Element data from apps and pages:
----

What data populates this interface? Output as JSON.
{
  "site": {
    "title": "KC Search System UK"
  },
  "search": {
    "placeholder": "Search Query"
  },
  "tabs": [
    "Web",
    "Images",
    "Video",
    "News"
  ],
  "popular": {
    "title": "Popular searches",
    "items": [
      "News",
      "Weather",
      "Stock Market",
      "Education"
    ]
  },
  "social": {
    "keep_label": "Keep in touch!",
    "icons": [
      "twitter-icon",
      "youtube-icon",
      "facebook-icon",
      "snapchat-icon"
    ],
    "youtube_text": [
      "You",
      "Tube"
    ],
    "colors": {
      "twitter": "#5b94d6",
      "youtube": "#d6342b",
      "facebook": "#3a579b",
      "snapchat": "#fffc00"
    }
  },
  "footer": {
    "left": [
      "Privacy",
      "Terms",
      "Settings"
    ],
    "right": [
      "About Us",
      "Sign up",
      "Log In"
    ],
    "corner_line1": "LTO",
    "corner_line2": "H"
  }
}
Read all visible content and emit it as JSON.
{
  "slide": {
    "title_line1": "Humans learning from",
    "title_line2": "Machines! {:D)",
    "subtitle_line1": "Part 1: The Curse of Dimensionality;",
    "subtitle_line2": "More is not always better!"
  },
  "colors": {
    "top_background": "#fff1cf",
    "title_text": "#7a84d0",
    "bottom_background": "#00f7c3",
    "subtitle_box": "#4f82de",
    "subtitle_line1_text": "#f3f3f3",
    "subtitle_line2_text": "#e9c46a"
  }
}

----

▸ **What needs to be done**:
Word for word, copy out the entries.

▸ **Exercise response**:
What data populates this interface? Output as JSON.
{
  "site": {
    "title": "KC Search System UK"
  },
  "search": {
    "placeholder": "Search Query"
  },
  "tabs": [
    "Web",
    "Images",
    "Video",
    "News"
  ],
  "popular": {
    "title": "Popular searches",
    "items": [
      "News",
      "Weather",
      "Stock Market",
      "Education"
    ]
  },
  "social": {
    "keep_label": "Keep in touch!",
    "icons": [
      "twitter-icon",
      "youtube-icon",
      "facebook-icon",
      "snapchat-icon"
    ],
    "youtube_text": [
      "You",
      "Tube"
    ],
    "colors": {
      "twitter": "#5b94d6",
      "youtube": "#d6342b",
      "facebook": "#3a579b",
      "snapchat": "#fffc00"
    }
  },
  "footer": {
    "left": [
      "Privacy",
      "Terms",
      "Settings"
    ],
    "right": [
      "About Us",
      "Sign up",
      "Log In"
    ],
    "corner_line1": "LTO",
    "corner_line2": "H"
  }
}
Read all visible content and emit it as JSON.
{
  "slide": {
    "title_line1": "Humans learning from",
    "title_line2": "Machines! {:D)",
    "subtitle_line1": "Part 1: The Curse of Dimensionality;",
    "subtitle_line2": "More is not always better!"
  },
  "colors": {
    "top_background": "#fff1cf",
    "title_text": "#7a84d0",
    "bottom_background": "#00f7c3",
    "subtitle_box": "#4f82de",
    "subtitle_line1_text": "#f3f3f3",
    "subtitle_line2_text": "#e9c46a"
  }
}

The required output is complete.